Will you welcome him as he reveals the wise and divine to the foolish and impatient? Will you follow him into Easter and its seeming foolishness and weakness and see where he leads you this time around? Will you follow him?

The opposite response is to settle for a theoretical brand of Christianity. Peter, with all his promises to practice his faith and stay with Jesus even to death, found that the practice of faith and following is more confronting and scary that the theory of it. Actually following in faith is confronting.

But imagine his life after it was all over and he was restored by Jesus to full belonging and love – the practice of following the resurrected Jesus was a joy and a light burden and a great love and fulfilment to his being!

So, how about it? Will you lose the theory and let Jesus lead into the practice of being Christian, and so find that world-shaping and fulfilling life which the Saviour promises?
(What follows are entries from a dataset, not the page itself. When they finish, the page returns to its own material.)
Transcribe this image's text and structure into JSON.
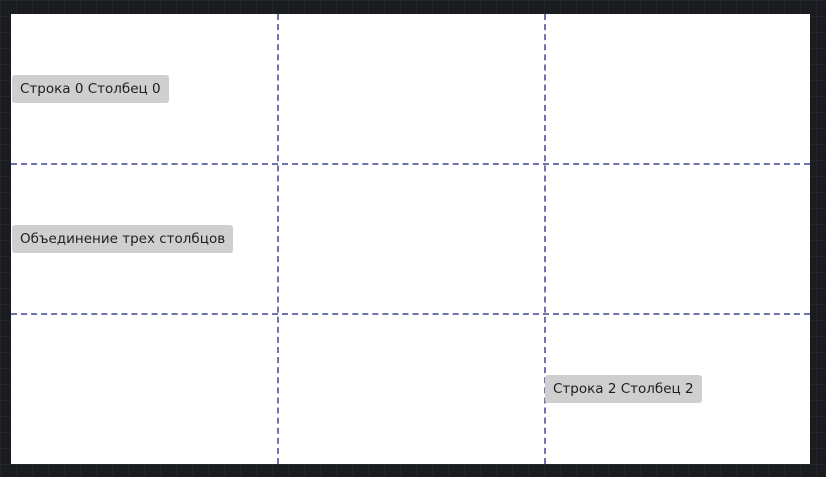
{
  "grid": {
    "rows": 3,
    "columns": 3,
    "cells": [
      {
        "label": "Строка 0 Столбец 0"
      },
      {
        "label": "Объединение трех столбцов"
      },
      {
        "label": "Строка 2 Столбец 2"
      }
    ]
  },
  "colors": {
    "background": "#1b1c1f",
    "canvas": "#ffffff",
    "grid_line": "#6f74ad",
    "label_bg": "#cfcfcf"
  }
}
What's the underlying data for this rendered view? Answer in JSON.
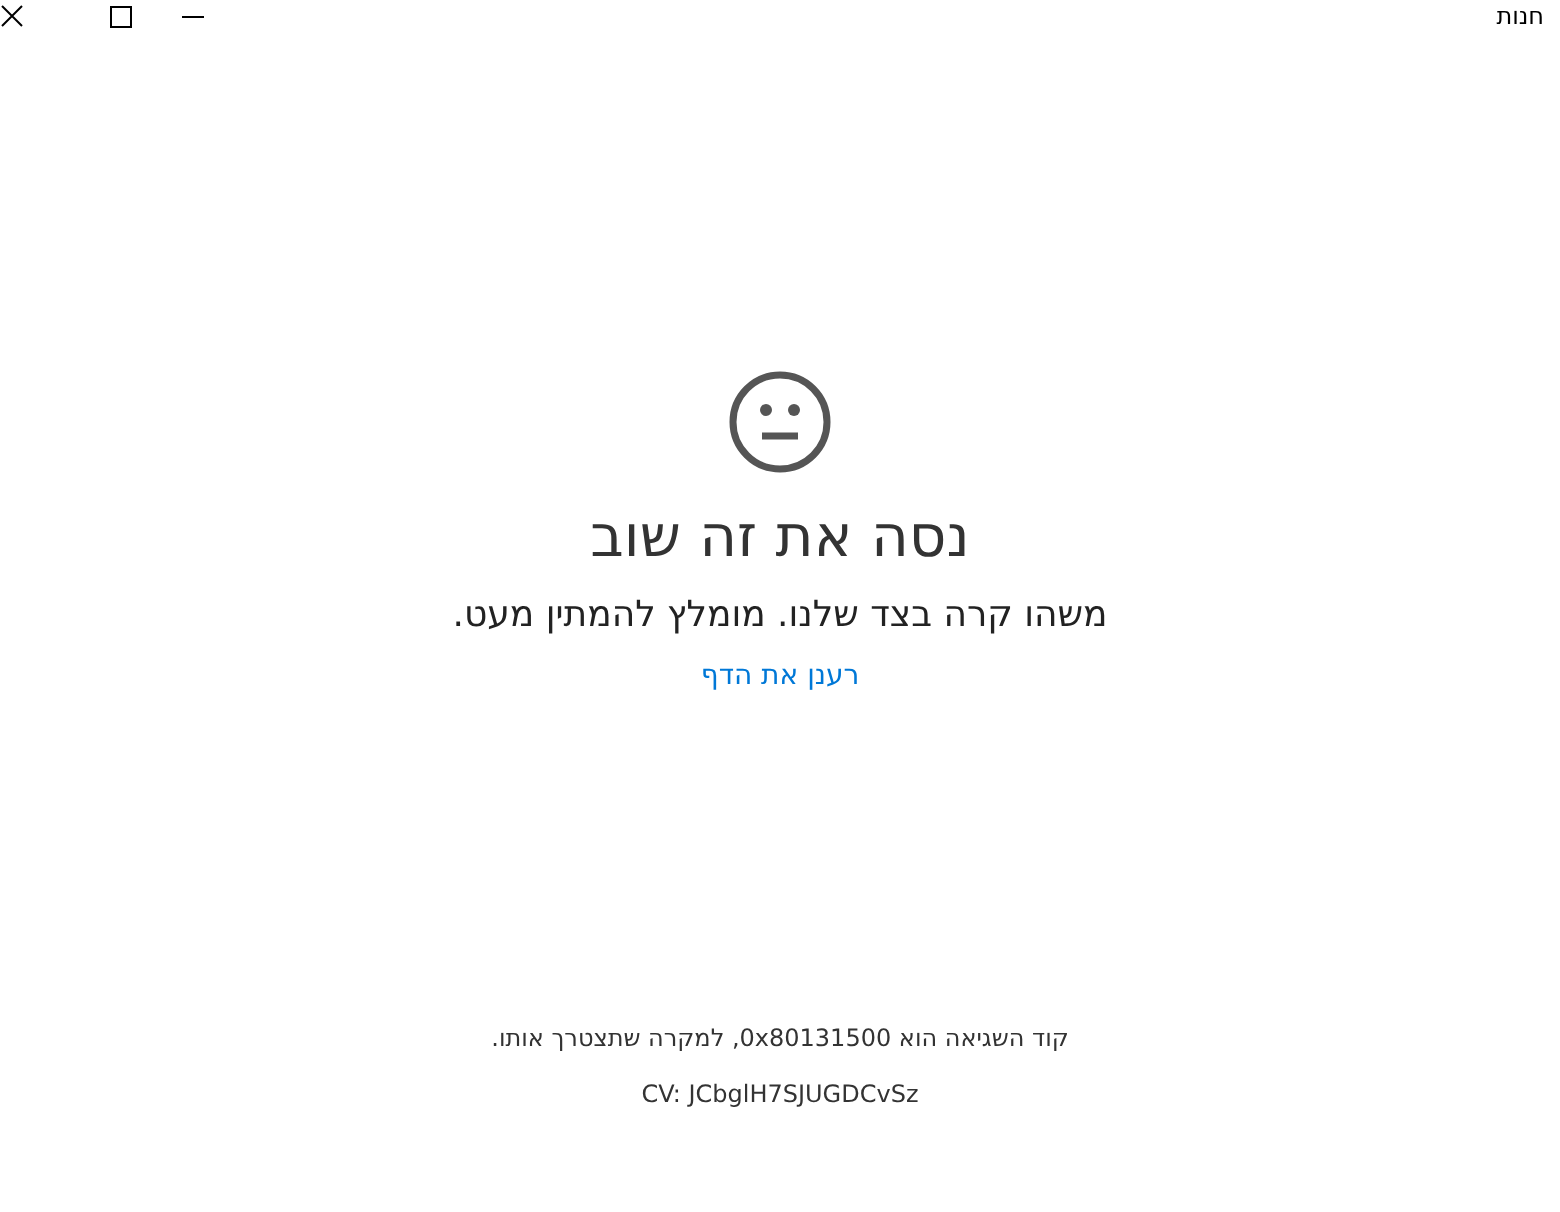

The time for entertaining Christianity is over. The call of Jesus to a generation is upon us. He still calls to all of us – “Follow ME”.

Follow him to the cross and stay there with him in your spirit these holy days. Stay in the tomb with the seeming “loser”.

Wait for the light to crack the stone around the heart and turn and face the Son in all his glory on Easter Day.

He is calling all of us to let him love us, let him surround us with his underserved kindness. He is gifting us with a call around here – to follow him in our place with our skills, our relationships, our hopes, our plans, our whole selves.

So, we welcome the king. We ask with all our soul for this winner to lead us into his suffering and into his glorious power and light for our calling here in this place at this time.

Welcome the winner. Follow the winner even if it means losing something.